Exercise: Reproduce the records word for word, with nothing left out.

Dataset rows for apps and sites
+++

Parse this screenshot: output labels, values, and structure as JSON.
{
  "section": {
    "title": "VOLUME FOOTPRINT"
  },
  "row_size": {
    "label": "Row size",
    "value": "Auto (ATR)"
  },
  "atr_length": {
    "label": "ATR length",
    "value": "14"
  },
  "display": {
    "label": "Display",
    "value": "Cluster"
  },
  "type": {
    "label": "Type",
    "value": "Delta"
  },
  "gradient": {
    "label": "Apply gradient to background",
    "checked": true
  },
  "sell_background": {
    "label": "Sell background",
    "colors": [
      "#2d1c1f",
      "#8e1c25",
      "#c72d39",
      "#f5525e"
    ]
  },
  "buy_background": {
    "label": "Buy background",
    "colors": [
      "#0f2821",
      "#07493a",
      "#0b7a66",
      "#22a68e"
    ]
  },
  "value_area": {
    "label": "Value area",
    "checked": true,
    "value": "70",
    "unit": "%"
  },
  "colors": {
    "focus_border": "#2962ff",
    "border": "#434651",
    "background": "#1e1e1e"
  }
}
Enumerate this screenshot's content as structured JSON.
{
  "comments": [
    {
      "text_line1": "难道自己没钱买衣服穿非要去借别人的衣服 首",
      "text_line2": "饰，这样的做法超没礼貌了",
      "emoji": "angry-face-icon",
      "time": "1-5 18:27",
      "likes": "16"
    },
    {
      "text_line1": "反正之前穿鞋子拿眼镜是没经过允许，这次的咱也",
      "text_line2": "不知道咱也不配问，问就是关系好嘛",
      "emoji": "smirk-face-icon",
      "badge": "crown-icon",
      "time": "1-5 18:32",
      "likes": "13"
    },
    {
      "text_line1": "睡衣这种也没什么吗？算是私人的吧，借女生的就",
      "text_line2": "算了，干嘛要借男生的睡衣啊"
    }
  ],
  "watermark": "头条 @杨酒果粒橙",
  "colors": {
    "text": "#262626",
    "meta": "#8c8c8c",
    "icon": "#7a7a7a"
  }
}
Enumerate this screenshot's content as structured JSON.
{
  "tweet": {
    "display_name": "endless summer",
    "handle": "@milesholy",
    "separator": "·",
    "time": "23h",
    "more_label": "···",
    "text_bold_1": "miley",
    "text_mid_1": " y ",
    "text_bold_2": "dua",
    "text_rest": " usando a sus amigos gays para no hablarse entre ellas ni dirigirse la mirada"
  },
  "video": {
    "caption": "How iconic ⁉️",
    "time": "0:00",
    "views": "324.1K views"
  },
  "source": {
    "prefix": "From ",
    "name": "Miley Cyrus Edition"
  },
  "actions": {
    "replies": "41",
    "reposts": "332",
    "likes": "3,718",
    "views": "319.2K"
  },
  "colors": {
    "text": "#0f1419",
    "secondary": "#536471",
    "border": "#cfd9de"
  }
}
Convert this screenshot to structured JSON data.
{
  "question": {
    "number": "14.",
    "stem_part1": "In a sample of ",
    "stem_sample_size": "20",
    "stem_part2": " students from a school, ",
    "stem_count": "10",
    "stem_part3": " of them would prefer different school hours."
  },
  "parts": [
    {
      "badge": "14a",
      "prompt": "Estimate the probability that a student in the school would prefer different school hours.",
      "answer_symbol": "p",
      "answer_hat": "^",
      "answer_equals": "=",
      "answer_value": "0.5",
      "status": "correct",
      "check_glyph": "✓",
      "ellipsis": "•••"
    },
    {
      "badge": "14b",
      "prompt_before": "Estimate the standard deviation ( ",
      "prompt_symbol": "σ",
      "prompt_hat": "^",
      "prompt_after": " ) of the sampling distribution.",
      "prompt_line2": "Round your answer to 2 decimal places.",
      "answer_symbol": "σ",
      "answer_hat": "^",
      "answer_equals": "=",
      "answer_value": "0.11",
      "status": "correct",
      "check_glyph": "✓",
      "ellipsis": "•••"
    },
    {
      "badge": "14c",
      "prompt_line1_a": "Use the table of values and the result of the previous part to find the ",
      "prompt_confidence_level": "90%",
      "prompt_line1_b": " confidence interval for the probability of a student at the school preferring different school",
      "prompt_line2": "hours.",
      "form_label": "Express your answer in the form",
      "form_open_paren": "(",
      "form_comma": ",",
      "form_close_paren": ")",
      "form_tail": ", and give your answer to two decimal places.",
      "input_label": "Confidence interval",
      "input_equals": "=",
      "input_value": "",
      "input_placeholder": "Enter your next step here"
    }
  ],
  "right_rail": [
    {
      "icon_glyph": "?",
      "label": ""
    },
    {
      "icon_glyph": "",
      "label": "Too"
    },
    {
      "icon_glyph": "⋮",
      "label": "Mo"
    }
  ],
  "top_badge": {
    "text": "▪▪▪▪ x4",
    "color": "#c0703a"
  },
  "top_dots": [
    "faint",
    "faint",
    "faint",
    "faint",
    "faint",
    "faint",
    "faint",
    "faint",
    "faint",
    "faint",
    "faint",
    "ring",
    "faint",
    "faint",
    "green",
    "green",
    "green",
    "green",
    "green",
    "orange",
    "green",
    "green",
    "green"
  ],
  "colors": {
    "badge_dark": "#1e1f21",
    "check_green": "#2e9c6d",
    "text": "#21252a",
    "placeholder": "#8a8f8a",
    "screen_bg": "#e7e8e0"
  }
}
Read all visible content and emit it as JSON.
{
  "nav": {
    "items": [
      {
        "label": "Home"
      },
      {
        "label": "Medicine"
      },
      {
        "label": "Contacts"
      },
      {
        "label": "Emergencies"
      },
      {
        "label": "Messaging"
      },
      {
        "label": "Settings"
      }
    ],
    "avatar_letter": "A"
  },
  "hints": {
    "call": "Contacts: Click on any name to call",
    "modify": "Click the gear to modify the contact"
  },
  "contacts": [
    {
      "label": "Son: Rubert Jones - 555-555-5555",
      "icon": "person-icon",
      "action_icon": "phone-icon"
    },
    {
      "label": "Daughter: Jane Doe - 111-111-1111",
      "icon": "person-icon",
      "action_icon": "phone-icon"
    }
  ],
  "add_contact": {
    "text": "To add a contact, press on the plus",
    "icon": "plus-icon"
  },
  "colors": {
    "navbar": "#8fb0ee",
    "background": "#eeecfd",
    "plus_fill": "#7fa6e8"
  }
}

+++

Response to the task:
Parse this screenshot: output labels, values, and structure as JSON.
{
  "section": {
    "title": "VOLUME FOOTPRINT"
  },
  "row_size": {
    "label": "Row size",
    "value": "Auto (ATR)"
  },
  "atr_length": {
    "label": "ATR length",
    "value": "14"
  },
  "display": {
    "label": "Display",
    "value": "Cluster"
  },
  "type": {
    "label": "Type",
    "value": "Delta"
  },
  "gradient": {
    "label": "Apply gradient to background",
    "checked": true
  },
  "sell_background": {
    "label": "Sell background",
    "colors": [
      "#2d1c1f",
      "#8e1c25",
      "#c72d39",
      "#f5525e"
    ]
  },
  "buy_background": {
    "label": "Buy background",
    "colors": [
      "#0f2821",
      "#07493a",
      "#0b7a66",
      "#22a68e"
    ]
  },
  "value_area": {
    "label": "Value area",
    "checked": true,
    "value": "70",
    "unit": "%"
  },
  "colors": {
    "focus_border": "#2962ff",
    "border": "#434651",
    "background": "#1e1e1e"
  }
}
Enumerate this screenshot's content as structured JSON.
{
  "comments": [
    {
      "text_line1": "难道自己没钱买衣服穿非要去借别人的衣服 首",
      "text_line2": "饰，这样的做法超没礼貌了",
      "emoji": "angry-face-icon",
      "time": "1-5 18:27",
      "likes": "16"
    },
    {
      "text_line1": "反正之前穿鞋子拿眼镜是没经过允许，这次的咱也",
      "text_line2": "不知道咱也不配问，问就是关系好嘛",
      "emoji": "smirk-face-icon",
      "badge": "crown-icon",
      "time": "1-5 18:32",
      "likes": "13"
    },
    {
      "text_line1": "睡衣这种也没什么吗？算是私人的吧，借女生的就",
      "text_line2": "算了，干嘛要借男生的睡衣啊"
    }
  ],
  "watermark": "头条 @杨酒果粒橙",
  "colors": {
    "text": "#262626",
    "meta": "#8c8c8c",
    "icon": "#7a7a7a"
  }
}
Enumerate this screenshot's content as structured JSON.
{
  "tweet": {
    "display_name": "endless summer",
    "handle": "@milesholy",
    "separator": "·",
    "time": "23h",
    "more_label": "···",
    "text_bold_1": "miley",
    "text_mid_1": " y ",
    "text_bold_2": "dua",
    "text_rest": " usando a sus amigos gays para no hablarse entre ellas ni dirigirse la mirada"
  },
  "video": {
    "caption": "How iconic ⁉️",
    "time": "0:00",
    "views": "324.1K views"
  },
  "source": {
    "prefix": "From ",
    "name": "Miley Cyrus Edition"
  },
  "actions": {
    "replies": "41",
    "reposts": "332",
    "likes": "3,718",
    "views": "319.2K"
  },
  "colors": {
    "text": "#0f1419",
    "secondary": "#536471",
    "border": "#cfd9de"
  }
}
Convert this screenshot to structured JSON data.
{
  "question": {
    "number": "14.",
    "stem_part1": "In a sample of ",
    "stem_sample_size": "20",
    "stem_part2": " students from a school, ",
    "stem_count": "10",
    "stem_part3": " of them would prefer different school hours."
  },
  "parts": [
    {
      "badge": "14a",
      "prompt": "Estimate the probability that a student in the school would prefer different school hours.",
      "answer_symbol": "p",
      "answer_hat": "^",
      "answer_equals": "=",
      "answer_value": "0.5",
      "status": "correct",
      "check_glyph": "✓",
      "ellipsis": "•••"
    },
    {
      "badge": "14b",
      "prompt_before": "Estimate the standard deviation ( ",
      "prompt_symbol": "σ",
      "prompt_hat": "^",
      "prompt_after": " ) of the sampling distribution.",
      "prompt_line2": "Round your answer to 2 decimal places.",
      "answer_symbol": "σ",
      "answer_hat": "^",
      "answer_equals": "=",
      "answer_value": "0.11",
      "status": "correct",
      "check_glyph": "✓",
      "ellipsis": "•••"
    },
    {
      "badge": "14c",
      "prompt_line1_a": "Use the table of values and the result of the previous part to find the ",
      "prompt_confidence_level": "90%",
      "prompt_line1_b": " confidence interval for the probability of a student at the school preferring different school",
      "prompt_line2": "hours.",
      "form_label": "Express your answer in the form",
      "form_open_paren": "(",
      "form_comma": ",",
      "form_close_paren": ")",
      "form_tail": ", and give your answer to two decimal places.",
      "input_label": "Confidence interval",
      "input_equals": "=",
      "input_value": "",
      "input_placeholder": "Enter your next step here"
    }
  ],
  "right_rail": [
    {
      "icon_glyph": "?",
      "label": ""
    },
    {
      "icon_glyph": "",
      "label": "Too"
    },
    {
      "icon_glyph": "⋮",
      "label": "Mo"
    }
  ],
  "top_badge": {
    "text": "▪▪▪▪ x4",
    "color": "#c0703a"
  },
  "top_dots": [
    "faint",
    "faint",
    "faint",
    "faint",
    "faint",
    "faint",
    "faint",
    "faint",
    "faint",
    "faint",
    "faint",
    "ring",
    "faint",
    "faint",
    "green",
    "green",
    "green",
    "green",
    "green",
    "orange",
    "green",
    "green",
    "green"
  ],
  "colors": {
    "badge_dark": "#1e1f21",
    "check_green": "#2e9c6d",
    "text": "#21252a",
    "placeholder": "#8a8f8a",
    "screen_bg": "#e7e8e0"
  }
}
Read all visible content and emit it as JSON.
{
  "nav": {
    "items": [
      {
        "label": "Home"
      },
      {
        "label": "Medicine"
      },
      {
        "label": "Contacts"
      },
      {
        "label": "Emergencies"
      },
      {
        "label": "Messaging"
      },
      {
        "label": "Settings"
      }
    ],
    "avatar_letter": "A"
  },
  "hints": {
    "call": "Contacts: Click on any name to call",
    "modify": "Click the gear to modify the contact"
  },
  "contacts": [
    {
      "label": "Son: Rubert Jones - 555-555-5555",
      "icon": "person-icon",
      "action_icon": "phone-icon"
    },
    {
      "label": "Daughter: Jane Doe - 111-111-1111",
      "icon": "person-icon",
      "action_icon": "phone-icon"
    }
  ],
  "add_contact": {
    "text": "To add a contact, press on the plus",
    "icon": "plus-icon"
  },
  "colors": {
    "navbar": "#8fb0ee",
    "background": "#eeecfd",
    "plus_fill": "#7fa6e8"
  }
}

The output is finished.